“Why God Matters: How to Recognize Him in Daily Life”

I have been asked by Tribute Books to write a review for one of their recent titles, “Why God Matters: How to Recognize Him in Daily Life” by Karina Lumbert Fabian and Deacon Steven Lumbert.

Fabian and Lumbert are a daughter-father duo and they’ve written a very spiritual little book (114 pages) that would serve well as a guide to living a fully Catholic life.

Each short chapter is organized along four different parts: a story drawn from the personal life of each writer (they alternate), followed by a “Life Lesson” that draws out the story through questions and comments, then a Scripture passage and lastly an excerpt from the Catechism of the Catholic Church. As I read the book, drawn into each personal account of how God interacted or interceded in their lives at critical points, I was struck by the notion that “Why God Matters” would be a great companion to take to a Holy Hour of Adoration.

The major premise of the book is that faith is to be lived. Not just for an hour on Sunday and sequestered the rest of the week, but consciously lived in all areas great and small. If you listen to the “still, small voice” that God uses to speak to His people, you will learn to recognize Him in your daily activities.

Another premise is that faith is most especially to be handed down to the next generation. It is an inheritance that must be nurtured and “watered” as if it were a seed to spring into growth at an opportune time later in life. In fact, the soul is likened to a seed, the “seed of eternity.” So, in essence, the soul and faith are inextricably linked. Faith is an ongoing daily process of conversion. “Spiritual progress”, if you wish to use that term. It is a lifelong journey wherein we learn to breathe in Christ’s breath, and gradually grow in Christ.

The personal stories clearly illustrate these premises. Each story is from an episode in the lives of Fabian and Lumbert, about how God involved Himself in the major and the seemingly “small” events in their lives, and how their Faith was influenced and grew in response.

That God is present and intervenes in the “little areas” of life is a comfort to all of us. He is not only present during the obvious major happenings in life, but also in the less-than-obvious times where He quietly makes Himself known.

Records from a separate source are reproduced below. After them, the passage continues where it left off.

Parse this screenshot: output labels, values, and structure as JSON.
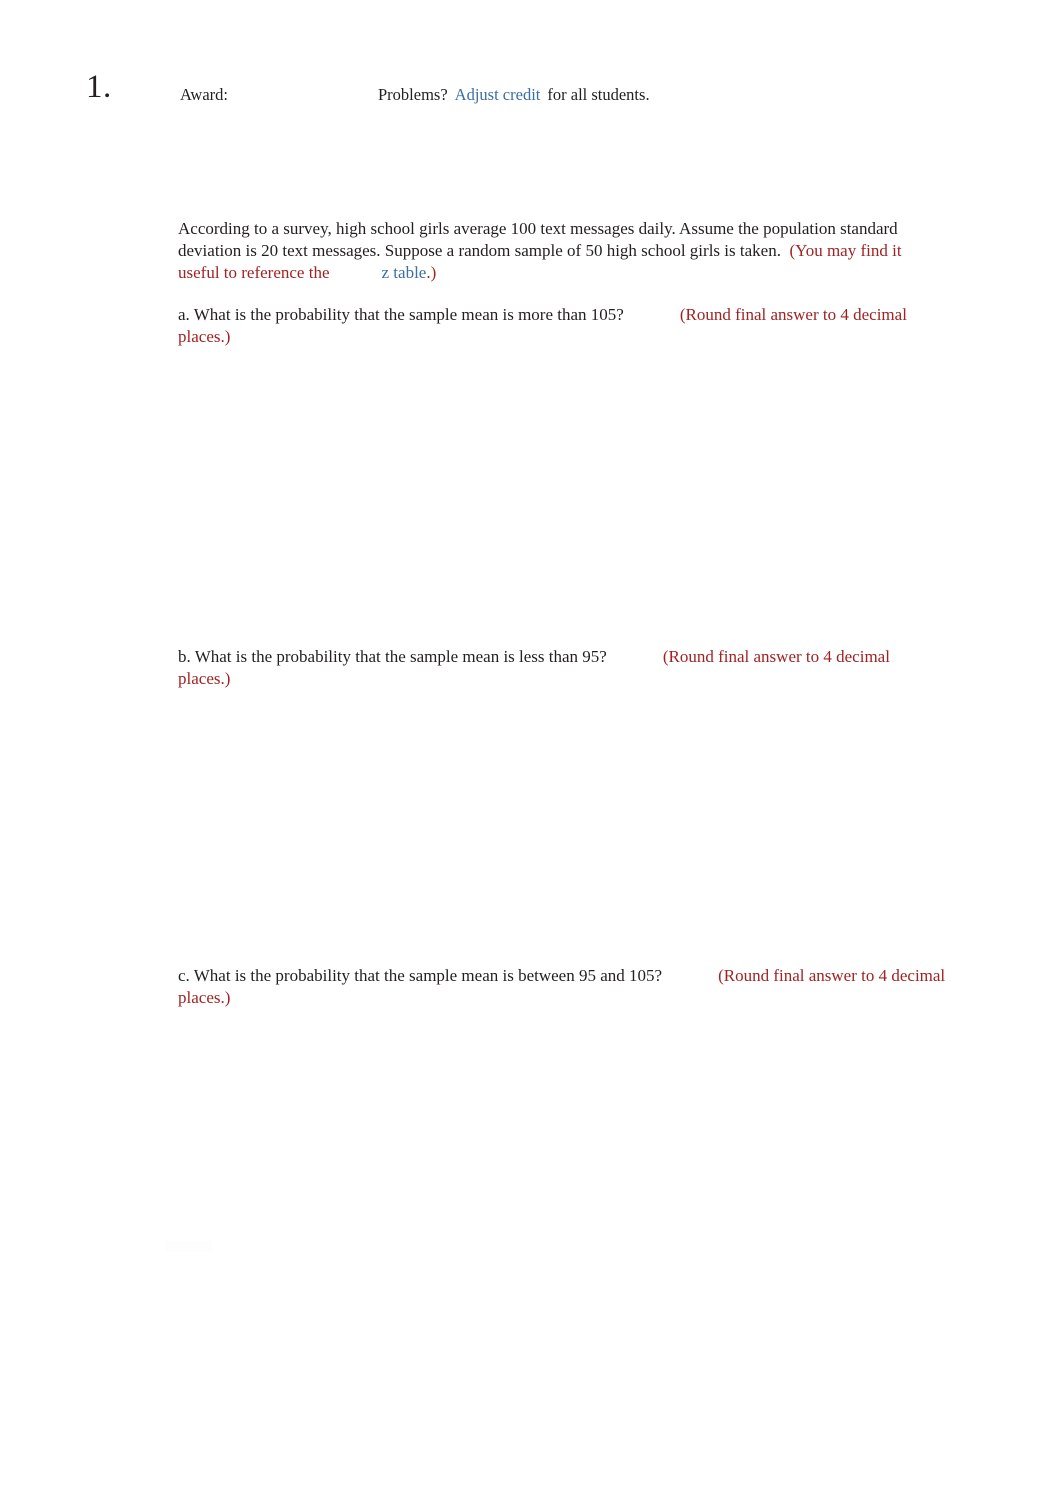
{
  "header": {
    "question_number": "1.",
    "award_label": "Award:",
    "award_value": "",
    "problems_label": "Problems?",
    "adjust_credit_link": "Adjust credit",
    "for_all_students": "for all students."
  },
  "question": {
    "stem_line1": "According to a survey, high school girls average 100 text messages daily. Assume the population",
    "stem_line2": "standard deviation is 20 text messages. Suppose a random sample of 50 high school girls is",
    "stem_line3_black": "taken.",
    "stem_hint_open": "(You may find it useful to reference the",
    "z_table_link": "z table",
    "stem_hint_close": ".)",
    "parts": [
      {
        "letter": "a.",
        "text": "What is the probability that the sample mean is more than 105?",
        "instruction": "(Round final answer to 4 decimal places.)",
        "answer": ""
      },
      {
        "letter": "b.",
        "text": "What is the probability that the sample mean is less than 95?",
        "instruction": "(Round final answer to 4 decimal places.)",
        "answer": ""
      },
      {
        "letter": "c.",
        "text": "What is the probability that the sample mean is between 95 and 105?",
        "instruction": "(Round final answer to 4 decimal places.)",
        "answer": ""
      }
    ]
  },
  "colors": {
    "text": "#231f20",
    "link_blue": "#3a6ea5",
    "instruction_red": "#a02323",
    "page_background": "#ffffff"
  }
}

God is there, answering the most “meager of prayers”, and is present not only in the darkest of days but also in those times when you are deluged by the most trivial of oppressions (when everything seems to be going wrong and all is conspiring against you). It is during these times that God sometimes makes the biggest impact.

I very much recommend this book to readers of Sober Catholic. Many of the book’s “Life Lessons” caused me to go back a re-read the chapter as they gave a deeper insight into the story. That is a lesson in itself. As the readers of Sober Catholic are affected by recovery from one sort of addiction or another, this book is a wonderful guide to spiritual progression.

For further information, here are the following links:

The book’s website: Why God Matters: How to Recognize Him in Daily Life by Karina Lumbert Fabian and Deacon Steven Lumbert

To buy it through Amazon, click: Amazon.com

Karina Fabian’s Blog: Fabianspace

Know someone, perhaps yourself, who might like Catholic devotionals for alcoholics? Please take a look at my books! (Thank you!!)

"The Recovery Rosary: Reflections for Alcoholics and Addicts"

and "The Stations of the Cross for Alcoholics"


  1. Paul – I heartily enjoyed your review. It was clear, focused and covered all of the main points.

    I like how you mentioned ‘Why God Matters’ would be a perfect companion for the Holy Hour of Adoration – great idea!

    I really could relate to your reference when you said the book is perfect for when you feel “deluged by the most trivial of oppressions (when everything seems to be going wrong and all is conspiring against you).” I think that is the common complaint of everyday life, and something we can all relate to.

    I’m glad that you are recommending the book to your blog readers.

    Best wishes,
    Tribute Books

Comments are closed.